- Everybody say it with me now: Edelweiss is NOT the national anthem of Austria. It was a song written exclusively for the movie, though it sometimes suffers Adaptation Displacement and the song gets put into stage revivals anyway.
- In Zulu, the Welsh soldiers sing 'Men of Harlech'. 'Land of my Fathers' is the Welsh anthem. 'Harlech' is a better song, so Rule of Cool.
- In Jules Verne's From the Earth to the Moon, a group of Americans, in a moment of Patriotic Fervor, sings "Yankee Doodle. Admittedly, at the time Verne was writing, the United States did not have a national anthem.
- At the 1920 Olympic Games "O Sole Mio" was performed instead of the Italian National Anthem.
- Apparently many seem to be under the impression that "Waltzing Matilda" is the Australian National Anthem. There have been genuine calls to make it the Australian anthem, however, and it is thought of by some as an "unofficial national anthem". Under conservative Malcolm Fraser's Prime Ministership, Waltzing Matilda was one of four official Australian National Anthems, as well as the current one, God Save the Queen, and... some other one. This confused situation was instituted due to a conservative desire to retain God Save the Queen (swapped by previous PM Whitlam for what exists now), and was basically a quirky compromise.

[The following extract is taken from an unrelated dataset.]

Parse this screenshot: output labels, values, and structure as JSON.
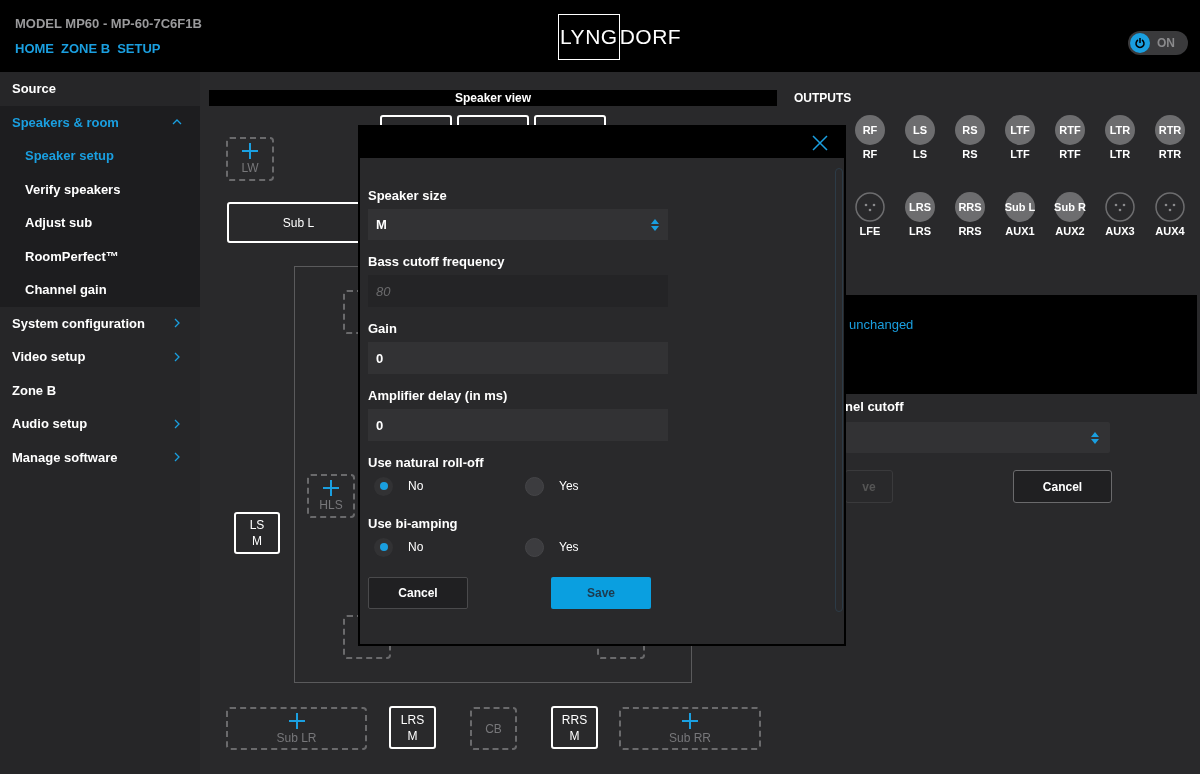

- Due to the difficulty of "The Star-Spangled Banner" (as well as the fact that, true story, it wasn't adopted until 1931 as the official Anthem), earlier works may have "My Country, 'Tis of Thee," "Hail, Columbia," "America the Beautiful" or "The Stars and Stripes Forever" instead.
- "Flower of Scotland" is used more often than "Scotland the Brave" for the anthem of Scotland, especially during sports. That's because, while there is no official anthem, there was a poll conducted by the Royal Scottish National Orchestra and it beat out Scotland the Brave.
Occasions where the inability to sing your National Anthem is mocked:
- Back on Axis Powers Hetalia, in one of the Canada strips... well, isn't exactly the inability of his people of sing his anthem, but their inability of coordinately sing the anthem in the same language...
- In The Naked Gun, Lt. Frank Drebin pretends to be the famous opera singer Enrico Palazzo, and proceeds to sing the American anthem painfully out of key, much to the real one's abject horror.
- The aliens on 3rd Rock from the Sun start to sing their home-world's anthem in one episode. None of them can remember the lyrics after the first few lines so they just sort of hum it until they reach the end, which they all remember as "something something …spaceship!"
- In The Simpsons episode "Lisa on Ice", Krusty the Clown tries to sing the American anthem at Bart and Lisa's hockey game, but it doesn't go well. As he gets booed, he mutters "I shouldn't have turned down those cue cards...".
- Former Conservative Secretary of State for Wales John Redwood has never lived down his attempt to fake his way through the Welsh National Anthem at a televised event in 1993. Although, to his credit, he did later learn the words. His successor, William Hague, didn't want to repeat that experience, so asked a civil servant in Wales, Ffion Jenkins, to teach him the words. Hague then married her. So I'm sure he was grateful for Redwood's slip up.
- Televised sporting events. Some of the more notable screw-ups for the US Anthem are as follows:
- Carl Lewis. He tried his hardest, but man...
- Rosseanne Barr did a satirical version at a Padres game in 1990... It didn't go over well.
- Kate DeLuna takes the opportunity to show off a bit. The crowd doesn't like it.
- R. Kelly tries to sex it up a little.
- At the 2011 Super Bowl, Christina Aguilera did a pretty good job with the actual singing part... but the lines she missed were definitely noticeable.